Is It Too Late for a Flu Shot? Definitely Not!
No one wants to get the influenza virus (flu). We continue to vaccinate throughout the flu season as it remains the single best way to protect our children and families.
Having the flu is far worse than having a bad cold and will usually last longer. Symptoms include fever, sore throat, body aches, cough, stuffy and/or runny nose and sometimes vomiting and diarrhea. Children suffering from the flu often refuse to eat, risking dehydration, and are fussy or listless especially at night.
Influenza may vary in severity. Some patients, especially those who had their annual flu shot, may only get mildly ill, missing a few days to a week of school or work. However, influenza may be very severe. In some cases, it can lead to a hospital stay or even death. Otherwise healthy children are at risk of complications and death from the flu, especially if they are not vaccinated.
Simply saying “we never get the flu shot and we never get the flu” is neither good protection nor good sense.
According to the most recent weekly influenza report from the Centers for Disease Control and Prevention (CDC), over half of the positive influenza test results this flu season have been in children and adults under the age of 25. That’s higher than the past few years, when less than half the cases were in children and young adults.
So far this flu season, there have been more than 250,000 hospitalizations and approximately 20,000 deaths from influenza in the U.S., with 54 pediatric deaths reported.
Influenza Is Widespread in Florida

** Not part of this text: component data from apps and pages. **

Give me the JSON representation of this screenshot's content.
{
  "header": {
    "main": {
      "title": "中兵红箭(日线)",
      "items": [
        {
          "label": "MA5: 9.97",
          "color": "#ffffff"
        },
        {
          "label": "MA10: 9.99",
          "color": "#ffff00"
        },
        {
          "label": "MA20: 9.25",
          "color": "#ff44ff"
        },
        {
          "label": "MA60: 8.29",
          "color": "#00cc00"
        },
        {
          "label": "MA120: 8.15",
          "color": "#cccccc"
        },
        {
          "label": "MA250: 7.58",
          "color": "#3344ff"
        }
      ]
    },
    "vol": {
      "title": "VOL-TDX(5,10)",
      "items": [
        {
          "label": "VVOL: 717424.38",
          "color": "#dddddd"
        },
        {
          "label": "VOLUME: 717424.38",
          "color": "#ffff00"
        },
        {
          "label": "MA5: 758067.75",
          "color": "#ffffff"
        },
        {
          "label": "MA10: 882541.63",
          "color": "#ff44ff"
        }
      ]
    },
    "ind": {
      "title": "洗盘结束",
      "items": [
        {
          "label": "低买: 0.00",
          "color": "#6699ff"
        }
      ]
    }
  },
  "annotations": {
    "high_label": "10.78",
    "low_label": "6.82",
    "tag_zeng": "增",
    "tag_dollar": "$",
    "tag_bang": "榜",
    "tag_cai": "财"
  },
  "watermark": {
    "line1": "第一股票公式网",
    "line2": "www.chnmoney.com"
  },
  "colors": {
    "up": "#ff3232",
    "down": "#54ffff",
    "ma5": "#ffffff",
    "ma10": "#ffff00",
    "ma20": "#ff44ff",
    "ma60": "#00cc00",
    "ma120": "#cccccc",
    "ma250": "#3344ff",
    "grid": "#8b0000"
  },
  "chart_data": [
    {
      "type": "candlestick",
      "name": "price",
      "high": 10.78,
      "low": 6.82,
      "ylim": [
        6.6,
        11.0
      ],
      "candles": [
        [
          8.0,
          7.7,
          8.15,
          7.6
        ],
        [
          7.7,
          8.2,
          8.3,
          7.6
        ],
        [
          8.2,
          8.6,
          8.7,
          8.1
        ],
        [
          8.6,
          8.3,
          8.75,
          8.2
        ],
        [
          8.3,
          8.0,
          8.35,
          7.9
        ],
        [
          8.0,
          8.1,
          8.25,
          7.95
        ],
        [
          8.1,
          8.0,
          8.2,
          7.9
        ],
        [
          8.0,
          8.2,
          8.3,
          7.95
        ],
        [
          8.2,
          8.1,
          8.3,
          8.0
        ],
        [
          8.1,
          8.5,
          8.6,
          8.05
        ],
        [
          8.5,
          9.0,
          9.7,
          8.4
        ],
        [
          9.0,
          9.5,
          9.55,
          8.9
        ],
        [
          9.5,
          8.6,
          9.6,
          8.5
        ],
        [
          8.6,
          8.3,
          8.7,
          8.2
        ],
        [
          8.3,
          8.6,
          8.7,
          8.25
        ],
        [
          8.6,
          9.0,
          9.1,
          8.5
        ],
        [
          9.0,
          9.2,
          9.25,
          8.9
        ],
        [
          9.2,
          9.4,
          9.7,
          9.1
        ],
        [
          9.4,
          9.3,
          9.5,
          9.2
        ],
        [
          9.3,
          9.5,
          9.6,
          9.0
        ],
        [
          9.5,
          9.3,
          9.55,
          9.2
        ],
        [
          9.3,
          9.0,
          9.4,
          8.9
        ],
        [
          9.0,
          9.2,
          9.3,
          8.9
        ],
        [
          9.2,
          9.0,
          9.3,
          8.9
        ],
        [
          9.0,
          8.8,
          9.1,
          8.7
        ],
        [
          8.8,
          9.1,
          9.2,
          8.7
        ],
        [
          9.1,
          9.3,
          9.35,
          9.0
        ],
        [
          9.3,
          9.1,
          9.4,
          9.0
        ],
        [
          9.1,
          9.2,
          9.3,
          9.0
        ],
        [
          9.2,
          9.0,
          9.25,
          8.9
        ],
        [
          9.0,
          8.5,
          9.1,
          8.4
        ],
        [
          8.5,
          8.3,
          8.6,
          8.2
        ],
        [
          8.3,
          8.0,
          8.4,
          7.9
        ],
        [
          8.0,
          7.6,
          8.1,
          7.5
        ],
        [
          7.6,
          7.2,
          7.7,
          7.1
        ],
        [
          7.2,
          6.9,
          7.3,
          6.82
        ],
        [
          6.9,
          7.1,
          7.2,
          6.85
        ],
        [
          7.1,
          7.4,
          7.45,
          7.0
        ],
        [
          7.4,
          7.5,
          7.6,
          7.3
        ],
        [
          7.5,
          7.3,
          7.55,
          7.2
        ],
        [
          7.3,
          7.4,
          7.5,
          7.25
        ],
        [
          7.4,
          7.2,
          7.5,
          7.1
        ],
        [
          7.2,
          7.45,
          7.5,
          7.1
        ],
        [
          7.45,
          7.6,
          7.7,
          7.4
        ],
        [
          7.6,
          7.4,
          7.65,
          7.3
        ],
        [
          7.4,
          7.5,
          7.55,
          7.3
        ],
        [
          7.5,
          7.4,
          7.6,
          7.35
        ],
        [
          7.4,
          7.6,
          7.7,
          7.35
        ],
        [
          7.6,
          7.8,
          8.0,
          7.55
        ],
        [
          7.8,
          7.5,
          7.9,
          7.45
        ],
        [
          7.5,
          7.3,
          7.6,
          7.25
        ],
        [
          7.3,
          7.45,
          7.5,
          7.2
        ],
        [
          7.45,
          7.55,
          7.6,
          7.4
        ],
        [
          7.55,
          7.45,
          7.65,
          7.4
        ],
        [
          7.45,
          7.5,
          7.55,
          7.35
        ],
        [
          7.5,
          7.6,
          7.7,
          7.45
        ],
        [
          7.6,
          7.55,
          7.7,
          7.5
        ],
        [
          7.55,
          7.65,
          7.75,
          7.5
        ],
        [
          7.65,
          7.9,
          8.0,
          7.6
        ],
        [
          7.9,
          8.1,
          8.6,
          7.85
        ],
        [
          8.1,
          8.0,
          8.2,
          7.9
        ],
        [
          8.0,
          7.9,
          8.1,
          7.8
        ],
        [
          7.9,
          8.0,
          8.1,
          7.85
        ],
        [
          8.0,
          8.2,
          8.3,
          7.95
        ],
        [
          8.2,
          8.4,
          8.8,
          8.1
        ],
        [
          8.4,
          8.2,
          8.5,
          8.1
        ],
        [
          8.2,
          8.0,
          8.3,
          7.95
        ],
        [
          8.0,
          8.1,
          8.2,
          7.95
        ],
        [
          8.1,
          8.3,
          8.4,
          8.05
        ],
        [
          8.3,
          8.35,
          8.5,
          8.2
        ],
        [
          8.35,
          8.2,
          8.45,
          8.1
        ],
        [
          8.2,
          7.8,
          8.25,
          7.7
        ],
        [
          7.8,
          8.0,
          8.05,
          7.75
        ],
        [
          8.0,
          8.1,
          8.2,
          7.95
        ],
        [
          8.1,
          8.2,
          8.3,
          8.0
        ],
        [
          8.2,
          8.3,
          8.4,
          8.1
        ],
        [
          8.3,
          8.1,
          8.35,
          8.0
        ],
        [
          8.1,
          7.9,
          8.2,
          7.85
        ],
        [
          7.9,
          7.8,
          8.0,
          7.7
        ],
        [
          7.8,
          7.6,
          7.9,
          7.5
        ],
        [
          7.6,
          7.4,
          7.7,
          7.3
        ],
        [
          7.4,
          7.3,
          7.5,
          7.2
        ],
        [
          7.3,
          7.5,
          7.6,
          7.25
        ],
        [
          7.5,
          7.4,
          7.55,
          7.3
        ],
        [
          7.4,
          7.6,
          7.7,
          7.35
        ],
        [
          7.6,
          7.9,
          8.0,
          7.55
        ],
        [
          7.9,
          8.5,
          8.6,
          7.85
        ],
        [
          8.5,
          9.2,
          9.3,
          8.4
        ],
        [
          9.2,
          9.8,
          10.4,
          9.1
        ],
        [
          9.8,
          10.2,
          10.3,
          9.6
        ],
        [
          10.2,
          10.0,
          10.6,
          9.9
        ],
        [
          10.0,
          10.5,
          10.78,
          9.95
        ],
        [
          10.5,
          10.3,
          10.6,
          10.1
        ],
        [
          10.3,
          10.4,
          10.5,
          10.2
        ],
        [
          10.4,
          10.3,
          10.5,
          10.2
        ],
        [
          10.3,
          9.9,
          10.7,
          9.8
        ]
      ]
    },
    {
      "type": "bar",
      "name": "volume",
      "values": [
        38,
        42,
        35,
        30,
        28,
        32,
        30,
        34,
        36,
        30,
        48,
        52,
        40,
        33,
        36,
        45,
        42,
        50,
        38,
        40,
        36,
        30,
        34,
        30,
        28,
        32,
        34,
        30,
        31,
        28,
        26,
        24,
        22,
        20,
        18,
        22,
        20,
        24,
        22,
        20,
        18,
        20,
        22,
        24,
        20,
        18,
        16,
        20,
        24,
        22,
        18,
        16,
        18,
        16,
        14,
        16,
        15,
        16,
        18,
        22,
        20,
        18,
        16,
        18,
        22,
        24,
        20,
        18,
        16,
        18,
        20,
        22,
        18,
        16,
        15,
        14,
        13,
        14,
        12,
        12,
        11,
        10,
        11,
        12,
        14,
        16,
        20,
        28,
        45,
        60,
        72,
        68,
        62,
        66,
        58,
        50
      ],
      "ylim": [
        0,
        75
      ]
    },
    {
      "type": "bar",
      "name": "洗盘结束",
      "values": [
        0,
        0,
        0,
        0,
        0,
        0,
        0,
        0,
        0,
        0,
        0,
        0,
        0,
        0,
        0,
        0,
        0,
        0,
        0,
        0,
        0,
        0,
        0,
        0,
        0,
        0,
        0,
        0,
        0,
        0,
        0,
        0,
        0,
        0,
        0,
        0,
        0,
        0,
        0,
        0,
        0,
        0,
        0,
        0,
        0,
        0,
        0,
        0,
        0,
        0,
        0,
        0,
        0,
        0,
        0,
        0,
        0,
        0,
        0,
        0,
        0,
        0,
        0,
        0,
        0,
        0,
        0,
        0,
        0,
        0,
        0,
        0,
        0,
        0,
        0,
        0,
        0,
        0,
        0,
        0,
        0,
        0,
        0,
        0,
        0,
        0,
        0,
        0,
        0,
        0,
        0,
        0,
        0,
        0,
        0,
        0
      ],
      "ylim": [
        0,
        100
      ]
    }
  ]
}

The best way to prevent the flu is with a yearly influenza vaccination. It is not too late to get your family flu shots, though it is ideal to schedule these vaccinations every fall. While it is not 100 percent protective, there are significantly fewer cases of serious disease in vaccinated children even if they get an influenza illness.
The seven reported pediatric deaths in Florida this season (as of Feb. 1) involved unvaccinated children.
Other ways to prevent the spread of influenza include:
Avoiding touching the eyes, mouth and nose
Keeping your children at home until they are fever-free for 24 hours
Disinfecting commonly touched surfaces
Antiviral Drugs Are Available
Antiviral drugs for the prevention of influenza also are available. While they lower the risk of influenza infection, they are not recommended for widespread or even routine use. Not only are they costly, but they have been known to cause an upset stomach or vomiting in some. Neuropsychiatric symptoms also are rarely associated with the antiviral drug Tamiflu (oseltamivir).
You May Be High-Risk
If your child is at high-risk of complications from the flu — or they have a high-risk adult in their household — discuss a plan with your pediatrician.
People at high-risk include:
Children under 2 (children ages 2-5 are at increased risk)
Adults 65 years of age or older
Those suffering from chronic illness such as heart, lung, kidney disease, asthma, neuromuscular diseases and diabetes
Those with weak immune systems due to immunodeficiency, HIV/AIDS or cancer treatment
Antiviral medication to prevent the flu or reduce its severity in high-risk patients who have been exposed within the prior 48 hours is recommended by the CDC. This includes, in addition to those high-risk patients noted above:
High-risk children and adults up to two weeks following vaccination
Those who cannot get the influenza vaccine because they have contraindication to it such as a previous anaphylactic reaction to a flu shot
Those with severe immunodeficiencies
If your child has a fever and you think that they may have the flu, please call your pediatrician. If you or your children have not yet had your flu shot for 2019-2020, please do so today.
Choose To Reduce Your Risk.
Don't let the flu get you. Get the flu shot instead. Getting the flu shot not only protects you and your family, but also stops influenza from spreading.Learn More